AN Australian study showing that bloodstream infections from central venous lines can be slashed by more than half by adhering to simple sterile measures will change clinical practice in Australia, according to a leading intensivist. (1)
At the same time, a large medical defence organisation warned that doctors could be prosecuted if they deliberately breached aseptic techniques.
Professor Jamie Cooper, director of the Australian and New Zealand Intensive Care Research Centre at Monash University, said the study, which showed compliance with maximal sterile barrier precautions in intensive care units cut central line-associated bacteraemia (CLAB) rates by 60%, would almost certainly influence practice.
The research was well done, Australian, with a very large group and produced clear results, he said.
The study, published in this week’s MJA, involved a collaborative quality improvement project in which a checklist was used to record compliance with aseptic central venous line (CVL) insertion in 34 intensive care units (ICUs) in NSW over 18 months.
Maximal sterile precautions were divided into a “clinician bundle”, which included hand scrubbing and wearing sterile gloves and gown plus a theatre hat, mask and eyewear, and a “patient bundle”, which included fully draping the patient with a sterile sheet and checking the position of the CVL by imaging and/or pressure transducer.
A review of 10 890 checklists found the relative risk of CLAB in patients with CVLs inserted by clinicians who were not compliant with the clinician bundle was 1.62 times greater than when the clinicians were compliant with both bundles.
“Non-compliance with the clinician bundle was attributable in 94% of cases to non-compliance with the hat‒mask‒eyewear element”, the authors said.
Specifically, hat wearing was identified as the contentious component.
The authors estimated more than 15 000 CVLs were inserted in patients in ICUs each year in NSW alone.
Professor Cooper said he would support any calls for federal and state governments to fund an ongoing monitoring program to ensure all ICUs complied with the clinician and patient bundles.

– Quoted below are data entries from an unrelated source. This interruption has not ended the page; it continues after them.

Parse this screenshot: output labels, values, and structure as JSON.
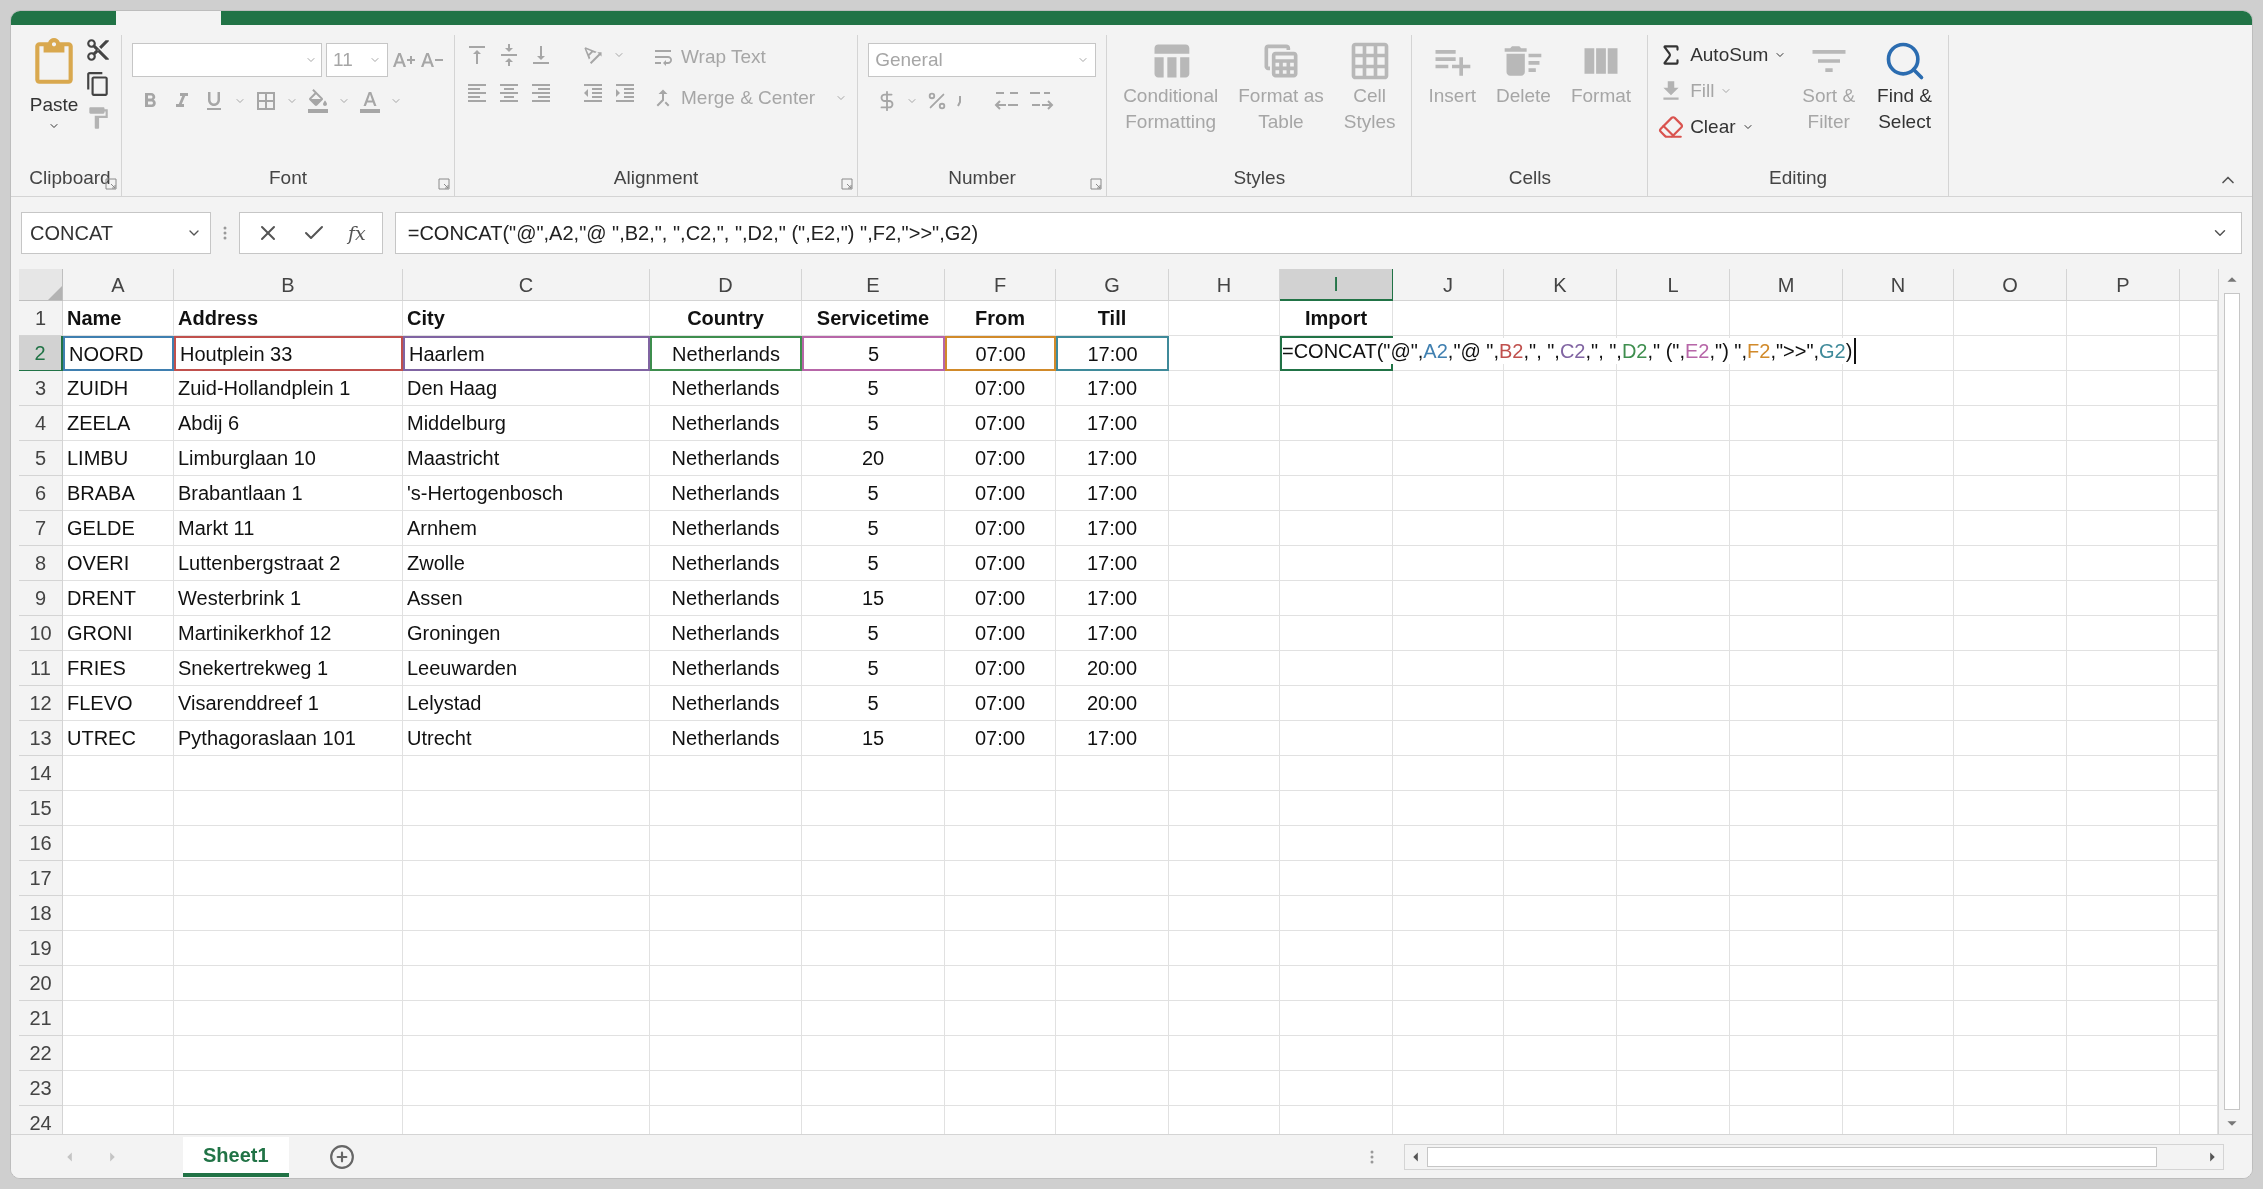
{
  "ribbon": {
    "groups": [
      {
        "kind": "clipboard",
        "label": "Clipboard",
        "launcher": true,
        "paste": {
          "label": "Paste",
          "disabled": false
        },
        "tools": [
          {
            "kind": "cut",
            "disabled": false
          },
          {
            "kind": "copy",
            "disabled": false
          },
          {
            "kind": "painter",
            "disabled": true
          }
        ]
      },
      {
        "kind": "font",
        "label": "Font",
        "launcher": true,
        "disabled": true,
        "font_size": "11"
      },
      {
        "kind": "alignment",
        "label": "Alignment",
        "launcher": true,
        "disabled": true,
        "wrap": "Wrap Text",
        "merge": "Merge & Center"
      },
      {
        "kind": "number",
        "label": "Number",
        "launcher": true,
        "disabled": true,
        "format": "General"
      },
      {
        "kind": "styles",
        "label": "Styles",
        "buttons": [
          {
            "kind": "conditional",
            "lines": [
              "Conditional",
              "Formatting"
            ],
            "disabled": true
          },
          {
            "kind": "table",
            "lines": [
              "Format as",
              "Table"
            ],
            "disabled": true
          },
          {
            "kind": "cellstyles",
            "lines": [
              "Cell",
              "Styles"
            ],
            "disabled": true
          }
        ]
      },
      {
        "kind": "cells",
        "label": "Cells",
        "buttons": [
          {
            "kind": "insert",
            "lines": [
              "Insert"
            ],
            "disabled": true
          },
          {
            "kind": "delete",
            "lines": [
              "Delete"
            ],
            "disabled": true
          },
          {
            "kind": "format",
            "lines": [
              "Format"
            ],
            "disabled": true
          }
        ]
      },
      {
        "kind": "editing",
        "label": "Editing",
        "small": [
          {
            "kind": "autosum",
            "label": "AutoSum",
            "disabled": false
          },
          {
            "kind": "fill",
            "label": "Fill",
            "disabled": true
          },
          {
            "kind": "clear",
            "label": "Clear",
            "disabled": false
          }
        ],
        "buttons": [
          {
            "kind": "sort",
            "lines": [
              "Sort &",
              "Filter"
            ],
            "disabled": true
          },
          {
            "kind": "find",
            "lines": [
              "Find &",
              "Select"
            ],
            "disabled": false
          }
        ]
      }
    ]
  },
  "formula_bar": {
    "name_box": "CONCAT",
    "fx": "fx",
    "formula": "=CONCAT(\"@\",A2,\"@ \",B2,\", \",C2,\", \",D2,\" (\",E2,\") \",F2,\">>\",G2)"
  },
  "sheet": {
    "columns": [
      {
        "label": "A",
        "selected": false
      },
      {
        "label": "B",
        "selected": false
      },
      {
        "label": "C",
        "selected": false
      },
      {
        "label": "D",
        "selected": false
      },
      {
        "label": "E",
        "selected": false
      },
      {
        "label": "F",
        "selected": false
      },
      {
        "label": "G",
        "selected": false
      },
      {
        "label": "H",
        "selected": false
      },
      {
        "label": "I",
        "selected": true
      },
      {
        "label": "J",
        "selected": false
      },
      {
        "label": "K",
        "selected": false
      },
      {
        "label": "L",
        "selected": false
      },
      {
        "label": "M",
        "selected": false
      },
      {
        "label": "N",
        "selected": false
      },
      {
        "label": "O",
        "selected": false
      },
      {
        "label": "P",
        "selected": false
      }
    ],
    "rows": [
      {
        "label": "1",
        "selected": false,
        "kind": "header",
        "cells": [
          "Name",
          "Address",
          "City",
          "Country",
          "Servicetime",
          "From",
          "Till",
          null,
          "Import"
        ]
      },
      {
        "label": "2",
        "selected": true,
        "kind": "data",
        "cells": [
          "NOORD",
          "Houtplein 33",
          "Haarlem",
          "Netherlands",
          "5",
          "07:00",
          "17:00"
        ],
        "cell_highlights": [
          {
            "color": "#3f7fb0"
          },
          {
            "color": "#c0504d"
          },
          {
            "color": "#8064a2"
          },
          {
            "color": "#3e8e4e"
          },
          {
            "color": "#b766a8"
          },
          {
            "color": "#d18a2a"
          },
          {
            "color": "#3f8a9a"
          }
        ],
        "editing": {
          "tokens": [
            {
              "kind": "text",
              "text": "=CONCAT(\"@\","
            },
            {
              "kind": "ref",
              "text": "A2",
              "color": "#3f7fb0"
            },
            {
              "kind": "text",
              "text": ",\"@ \","
            },
            {
              "kind": "ref",
              "text": "B2",
              "color": "#c0504d"
            },
            {
              "kind": "text",
              "text": ",\", \","
            },
            {
              "kind": "ref",
              "text": "C2",
              "color": "#8064a2"
            },
            {
              "kind": "text",
              "text": ",\", \","
            },
            {
              "kind": "ref",
              "text": "D2",
              "color": "#3e8e4e"
            },
            {
              "kind": "text",
              "text": ",\" (\","
            },
            {
              "kind": "ref",
              "text": "E2",
              "color": "#b766a8"
            },
            {
              "kind": "text",
              "text": ",\") \","
            },
            {
              "kind": "ref",
              "text": "F2",
              "color": "#d18a2a"
            },
            {
              "kind": "text",
              "text": ",\">>\","
            },
            {
              "kind": "ref",
              "text": "G2",
              "color": "#3f8a9a"
            },
            {
              "kind": "text",
              "text": ")"
            }
          ]
        }
      },
      {
        "label": "3",
        "selected": false,
        "kind": "data",
        "cells": [
          "ZUIDH",
          "Zuid-Hollandplein 1",
          "Den Haag",
          "Netherlands",
          "5",
          "07:00",
          "17:00"
        ]
      },
      {
        "label": "4",
        "selected": false,
        "kind": "data",
        "cells": [
          "ZEELA",
          "Abdij 6",
          "Middelburg",
          "Netherlands",
          "5",
          "07:00",
          "17:00"
        ]
      },
      {
        "label": "5",
        "selected": false,
        "kind": "data",
        "cells": [
          "LIMBU",
          "Limburglaan 10",
          "Maastricht",
          "Netherlands",
          "20",
          "07:00",
          "17:00"
        ]
      },
      {
        "label": "6",
        "selected": false,
        "kind": "data",
        "cells": [
          "BRABA",
          "Brabantlaan 1",
          "'s-Hertogenbosch",
          "Netherlands",
          "5",
          "07:00",
          "17:00"
        ]
      },
      {
        "label": "7",
        "selected": false,
        "kind": "data",
        "cells": [
          "GELDE",
          "Markt 11",
          "Arnhem",
          "Netherlands",
          "5",
          "07:00",
          "17:00"
        ]
      },
      {
        "label": "8",
        "selected": false,
        "kind": "data",
        "cells": [
          "OVERI",
          "Luttenbergstraat 2",
          "Zwolle",
          "Netherlands",
          "5",
          "07:00",
          "17:00"
        ]
      },
      {
        "label": "9",
        "selected": false,
        "kind": "data",
        "cells": [
          "DRENT",
          "Westerbrink 1",
          "Assen",
          "Netherlands",
          "15",
          "07:00",
          "17:00"
        ]
      },
      {
        "label": "10",
        "selected": false,
        "kind": "data",
        "cells": [
          "GRONI",
          "Martinikerkhof 12",
          "Groningen",
          "Netherlands",
          "5",
          "07:00",
          "17:00"
        ]
      },
      {
        "label": "11",
        "selected": false,
        "kind": "data",
        "cells": [
          "FRIES",
          "Snekertrekweg 1",
          "Leeuwarden",
          "Netherlands",
          "5",
          "07:00",
          "20:00"
        ]
      },
      {
        "label": "12",
        "selected": false,
        "kind": "data",
        "cells": [
          "FLEVO",
          "Visarenddreef 1",
          "Lelystad",
          "Netherlands",
          "5",
          "07:00",
          "20:00"
        ]
      },
      {
        "label": "13",
        "selected": false,
        "kind": "data",
        "cells": [
          "UTREC",
          "Pythagoraslaan 101",
          "Utrecht",
          "Netherlands",
          "15",
          "07:00",
          "17:00"
        ]
      },
      {
        "label": "14",
        "selected": false,
        "kind": "data"
      },
      {
        "label": "15",
        "selected": false,
        "kind": "data"
      },
      {
        "label": "16",
        "selected": false,
        "kind": "data"
      },
      {
        "label": "17",
        "selected": false,
        "kind": "data"
      },
      {
        "label": "18",
        "selected": false,
        "kind": "data"
      },
      {
        "label": "19",
        "selected": false,
        "kind": "data"
      },
      {
        "label": "20",
        "selected": false,
        "kind": "data"
      },
      {
        "label": "21",
        "selected": false,
        "kind": "data"
      },
      {
        "label": "22",
        "selected": false,
        "kind": "data"
      },
      {
        "label": "23",
        "selected": false,
        "kind": "data"
      },
      {
        "label": "24",
        "selected": false,
        "kind": "data"
      }
    ]
  },
  "sheet_tabs": [
    {
      "label": "Sheet1",
      "selected": true
    }
  ]
}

“It [the study] is really good because it shows in an Australian setting that it is possible to significantly reduce CLAB or bloodstream infection rates by these incredibly simple things, which are basically having a checklist and trying to get people to comply”, he said. “And that hasn’t been shown before in Australia, so it is a new finding.”
Professor Cooper, who is also deputy director of intensive care at the Alfred Hospital in Melbourne, said washing hands and wearing a gown and gloves were accepted practice in Australian ICUs but donning a theatre hat and mask was more uncertain.
“The reason people don’t [wear a hat and mask] meticulously, I think, is that it hasn’t previously been so clear that it is important and probably partly because of some laziness at various levels,” he said.
Andrew Took, national manager of medicolegal advisory services at Avant, the largest medical indemnity insurer in Australia, said claims arising from alleged breaches of aseptic technique had been a problem for a long time.
“A claim could be brought by the patient for compensation and there is also a potential disciplinary prosecution of the practitioner if they have breached aseptic techniques deliberately”, he said.
Avant had assisted many members dealing with such claims and complaints, he said.
Professor Peter Collignon, professor of infectious diseases and microbiology at the Australian National University in Canberra, said the study “really showed, by not using rocket science, that basically having good sterile techniques [and] full draping, you can actually halve the number of people with bloodstream infections”.
“Ten per cent of people who get a bloodstream infection are likely to die as a result so this is an intervention we need to do”, Professor Collignon said.
“We need to make sure we find mechanisms of ensuring it actually happens and that means a team approach, some auditing, some supervision and checking that the appropriate approaches are being followed.”
– Cathy Saunders
Posted 6 June 2011